pH Level
The pH scale measures water’s acidity and runs on a logarithmic scale from 1.0 to 14.0, with 7.0 considered neutral. Anything below 7 is acidic and anything above is basic. A pH range of 6.5 to 8.2 is optimal for most organisms.
Dissolved Oxygen
Oxygen is just as vital for life below the surface as it is above. The amount needed varies according to species and stage of life, but generally 5.0 to 6.0 milligrams per liter is required for growth and activity. Levels bellow 3.0 mg/L are stressful to most fish species and levels below 2.0 mg/L for an extended period of time will cause fish kills.
Conductivity levels depend mainly on how easily the rocks and soils a stream passes through dissolve. For example, high levels of conductivity are often found with water that passes through limestone and gypsum because it will pick up the calcium, carbonate and sulfate from those rock formations. However, discharges into a water body, such as a failing sewage system, can also raise the conductivity because of the presence of chloride, phosphate and nitrate.
Water Clarity
Turbid water can come from high levels of sediment or plankton. Both will block sunlight to aquatic plants and the sediments can carry pollution such as nutrients and pesticides. Low levels of turbidity may indicate a healthy and well-functioning ecosystem. High levels can be an indicator of runoff from eroding soils or blooms of microscopic plankton due to high levels of nutrients.
E. coli
E. coli bacteria are found in the colon of warm-blooded animals. If the pathogen is found in water it’s an indicator that fecal mater from humans, pets, livestock or wildlife is also present and may pose a public health threat. For drinking water the standard is to have no E. coli. But almost all non-treated water has some E. coli in it and at low levels it does not represent a substantial health threat to those who swim or wade in it. The Environmental Protection Agency has set the water quality standard for these types of activities at 126 colony forming units per 100 mL.
Secchi disk transparency
The Secchi disk is a plain white, circular disk used to measure water transparency in bodies of water. It is lowered into the water of a lake or other water body until it can be no longer seen. This depth of disappearance, called the Secchi disk transparency, is a conventional measure of the transparency of the water.
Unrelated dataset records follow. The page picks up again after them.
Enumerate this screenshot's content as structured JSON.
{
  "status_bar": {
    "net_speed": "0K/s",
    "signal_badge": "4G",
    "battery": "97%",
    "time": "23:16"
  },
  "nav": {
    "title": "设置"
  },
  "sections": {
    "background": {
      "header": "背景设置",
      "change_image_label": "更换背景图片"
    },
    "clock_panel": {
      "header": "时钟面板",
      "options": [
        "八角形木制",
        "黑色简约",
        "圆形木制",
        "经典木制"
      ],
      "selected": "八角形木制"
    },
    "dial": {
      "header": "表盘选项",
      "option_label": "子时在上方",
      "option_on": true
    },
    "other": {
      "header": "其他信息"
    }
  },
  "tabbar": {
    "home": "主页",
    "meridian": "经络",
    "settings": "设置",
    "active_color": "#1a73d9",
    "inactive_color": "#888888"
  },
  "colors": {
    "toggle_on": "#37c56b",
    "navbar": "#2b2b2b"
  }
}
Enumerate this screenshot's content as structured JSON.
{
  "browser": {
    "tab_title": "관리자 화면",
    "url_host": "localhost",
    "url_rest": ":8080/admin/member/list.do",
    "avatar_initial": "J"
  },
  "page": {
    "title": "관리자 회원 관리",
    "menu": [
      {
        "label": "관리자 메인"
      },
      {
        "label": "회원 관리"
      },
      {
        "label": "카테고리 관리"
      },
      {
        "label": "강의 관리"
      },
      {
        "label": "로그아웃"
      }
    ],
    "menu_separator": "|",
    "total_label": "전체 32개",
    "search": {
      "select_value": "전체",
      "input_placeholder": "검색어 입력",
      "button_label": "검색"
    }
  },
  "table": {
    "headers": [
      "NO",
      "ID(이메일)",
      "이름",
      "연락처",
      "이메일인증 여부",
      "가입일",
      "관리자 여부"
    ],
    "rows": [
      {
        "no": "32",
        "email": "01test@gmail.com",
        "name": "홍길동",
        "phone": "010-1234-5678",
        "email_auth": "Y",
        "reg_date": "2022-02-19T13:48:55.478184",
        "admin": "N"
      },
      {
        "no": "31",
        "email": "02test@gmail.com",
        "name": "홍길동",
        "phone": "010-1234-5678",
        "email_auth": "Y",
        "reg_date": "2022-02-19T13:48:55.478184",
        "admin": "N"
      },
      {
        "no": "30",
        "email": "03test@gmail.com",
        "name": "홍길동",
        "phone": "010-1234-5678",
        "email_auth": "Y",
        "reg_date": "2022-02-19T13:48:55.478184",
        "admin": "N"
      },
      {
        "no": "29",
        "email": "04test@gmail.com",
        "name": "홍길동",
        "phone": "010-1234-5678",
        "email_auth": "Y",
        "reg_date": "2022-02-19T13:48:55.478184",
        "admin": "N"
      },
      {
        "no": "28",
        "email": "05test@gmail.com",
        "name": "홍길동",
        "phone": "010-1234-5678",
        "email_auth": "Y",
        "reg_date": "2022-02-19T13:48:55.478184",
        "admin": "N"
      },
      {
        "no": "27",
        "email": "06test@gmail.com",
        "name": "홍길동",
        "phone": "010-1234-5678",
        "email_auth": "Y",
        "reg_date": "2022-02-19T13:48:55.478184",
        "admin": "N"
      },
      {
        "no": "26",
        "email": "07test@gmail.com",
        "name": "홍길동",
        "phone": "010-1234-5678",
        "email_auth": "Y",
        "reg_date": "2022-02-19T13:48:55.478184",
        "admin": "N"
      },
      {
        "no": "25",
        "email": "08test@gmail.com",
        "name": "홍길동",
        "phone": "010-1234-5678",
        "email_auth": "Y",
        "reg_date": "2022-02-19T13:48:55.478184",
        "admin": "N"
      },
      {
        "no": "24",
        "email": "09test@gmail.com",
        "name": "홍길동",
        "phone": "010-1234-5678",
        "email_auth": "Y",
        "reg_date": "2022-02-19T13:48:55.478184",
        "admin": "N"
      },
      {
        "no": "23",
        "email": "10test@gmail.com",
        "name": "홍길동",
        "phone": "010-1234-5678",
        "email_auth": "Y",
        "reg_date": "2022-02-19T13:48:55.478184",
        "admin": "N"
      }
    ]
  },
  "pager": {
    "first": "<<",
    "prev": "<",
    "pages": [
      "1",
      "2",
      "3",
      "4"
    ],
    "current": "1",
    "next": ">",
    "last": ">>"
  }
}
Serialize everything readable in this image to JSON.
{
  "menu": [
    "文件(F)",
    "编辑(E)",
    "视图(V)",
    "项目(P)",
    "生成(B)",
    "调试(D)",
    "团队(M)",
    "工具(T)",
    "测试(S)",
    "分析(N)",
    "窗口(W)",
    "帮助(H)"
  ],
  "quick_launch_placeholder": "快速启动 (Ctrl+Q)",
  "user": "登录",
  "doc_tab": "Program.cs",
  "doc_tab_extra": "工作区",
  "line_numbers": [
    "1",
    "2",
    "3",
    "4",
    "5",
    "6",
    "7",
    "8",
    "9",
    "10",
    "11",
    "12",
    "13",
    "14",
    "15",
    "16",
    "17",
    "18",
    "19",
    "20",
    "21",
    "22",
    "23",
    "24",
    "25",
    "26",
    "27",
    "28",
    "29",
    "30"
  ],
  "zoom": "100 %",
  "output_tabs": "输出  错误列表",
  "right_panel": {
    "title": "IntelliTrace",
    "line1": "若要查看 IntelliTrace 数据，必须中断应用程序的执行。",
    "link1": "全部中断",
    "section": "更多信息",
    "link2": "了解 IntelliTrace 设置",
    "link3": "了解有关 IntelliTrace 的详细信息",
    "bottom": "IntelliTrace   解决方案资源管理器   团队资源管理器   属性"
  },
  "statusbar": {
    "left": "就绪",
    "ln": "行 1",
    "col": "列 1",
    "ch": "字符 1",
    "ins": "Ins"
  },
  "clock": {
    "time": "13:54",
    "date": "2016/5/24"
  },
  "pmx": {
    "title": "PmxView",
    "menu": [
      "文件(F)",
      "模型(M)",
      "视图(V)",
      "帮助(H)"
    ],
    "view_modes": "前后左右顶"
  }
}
While making his way to the Gulf of Mexico, Colin will be periodically activating a device that uses satellite technology to share his current location. Use this map to see where he traveled on this day.

Check-In Time of Check-In (CST) Latitude Longitude
#1 8:09 a.m. 34.08235 -106.87621
#2 12:39 p.m. 34.08231 -106.87646
#3 4:36 p.m. 33.99366 -106.86349
#4 6:00 p.m. 33.92319 -106.85043
#5 6:08 p.m. 33.91893 -106.85097
#6 7:25 p.m. 33.87254 -106.84958


To report on and understand the haphazard irrigation system the Rio Grande has become and the changes it is going through, Colin decided the best approach would be to travel the length of the Rio Grande by foot and small boat.

He knew it would give him a unique perspective on a river that few understand. It did require many long days of moving slowly and camping on muddy riverbanks, but Colin likes that sort of thing.

The benefit was it provided access to people who wanted to share their stories and experiences with the Rio Grande. Via Facebook and chance encounters, Colin made instant friends who opened their homes. They provided help from loaning their trucks to their cell phone contact lists to help tell the story of the Rio Grande.

The trip would not have been possible without their help, along with the dedicated assistance of David Lozano, Jason Jones and Daniel Dibona, who drove thousands of miles to get people and boats in place.


Jessica Lutz
Mike Kane
Project Editor
Barbara Hosler
Copy Editor
News Apps Team Lead | @rdmurphy
Google Journalism Fellow | @jessihamel
Web Designer | @been_hussln
Editor | @ATXjj